About this exercise – The word "icon" marks the lines to keep; find each one in the data and copy it.
──────── Data extract ────────
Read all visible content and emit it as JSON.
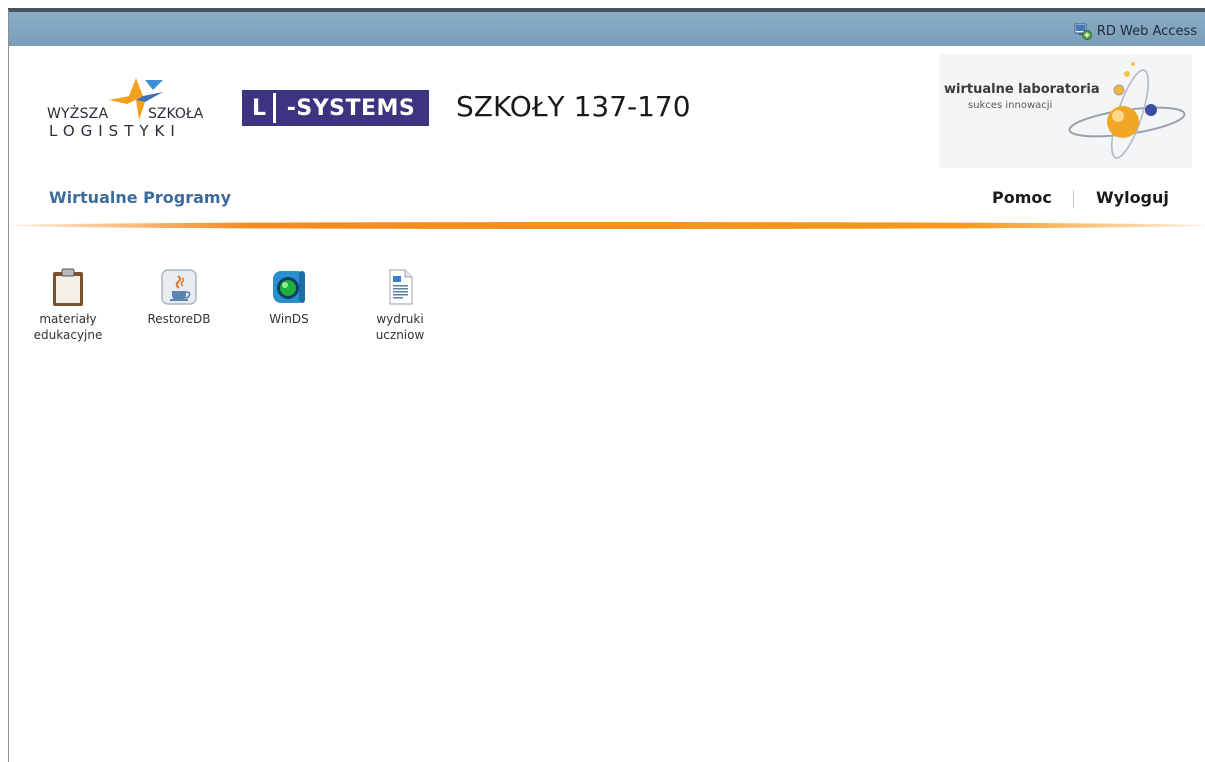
{
  "rd_bar": {
    "label": "RD Web Access"
  },
  "header": {
    "wsl_logo": {
      "line1_left": "WYŻSZA",
      "line1_right": "SZKOŁA",
      "line2": "LOGISTYKI"
    },
    "lsystems_logo": {
      "letter": "L",
      "text": "-SYSTEMS"
    },
    "title": "SZKOŁY 137-170",
    "wl_logo": {
      "title": "wirtualne laboratoria",
      "subtitle": "sukces innowacji"
    }
  },
  "nav": {
    "section_title": "Wirtualne Programy",
    "help_label": "Pomoc",
    "logout_label": "Wyloguj"
  },
  "apps": [
    {
      "label_line1": "materiały",
      "label_line2": "edukacyjne",
      "icon": "clipboard-icon"
    },
    {
      "label_line1": "RestoreDB",
      "label_line2": "",
      "icon": "java-icon"
    },
    {
      "label_line1": "WinDS",
      "label_line2": "",
      "icon": "winds-icon"
    },
    {
      "label_line1": "wydruki",
      "label_line2": "uczniow",
      "icon": "document-icon"
    }
  ],
  "colors": {
    "rd_bar": "#7a9db9",
    "nav_title": "#3d6b9a",
    "accent_orange": "#f58a21",
    "lsystems_purple": "#3b3480"
  }
}
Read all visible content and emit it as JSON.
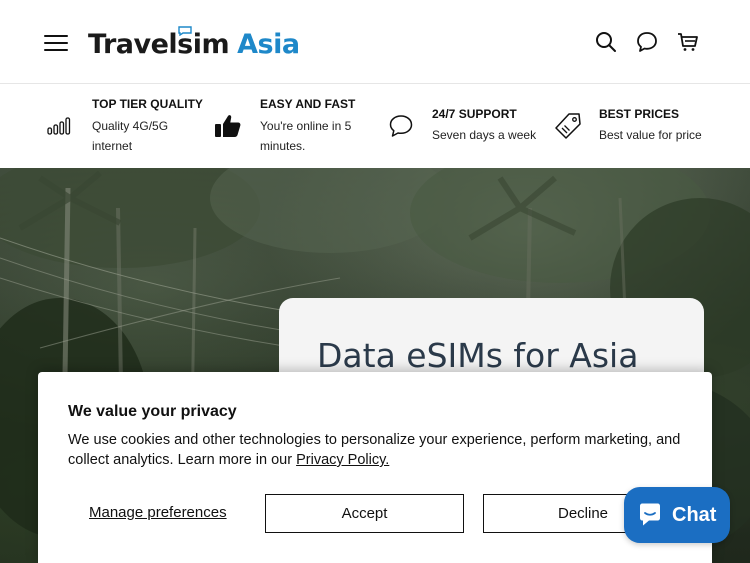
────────
Your solution –
      "icon": "clipboard-icon"
      "icon": "java-icon"
      "icon": "winds-icon"
      "icon": "document-icon"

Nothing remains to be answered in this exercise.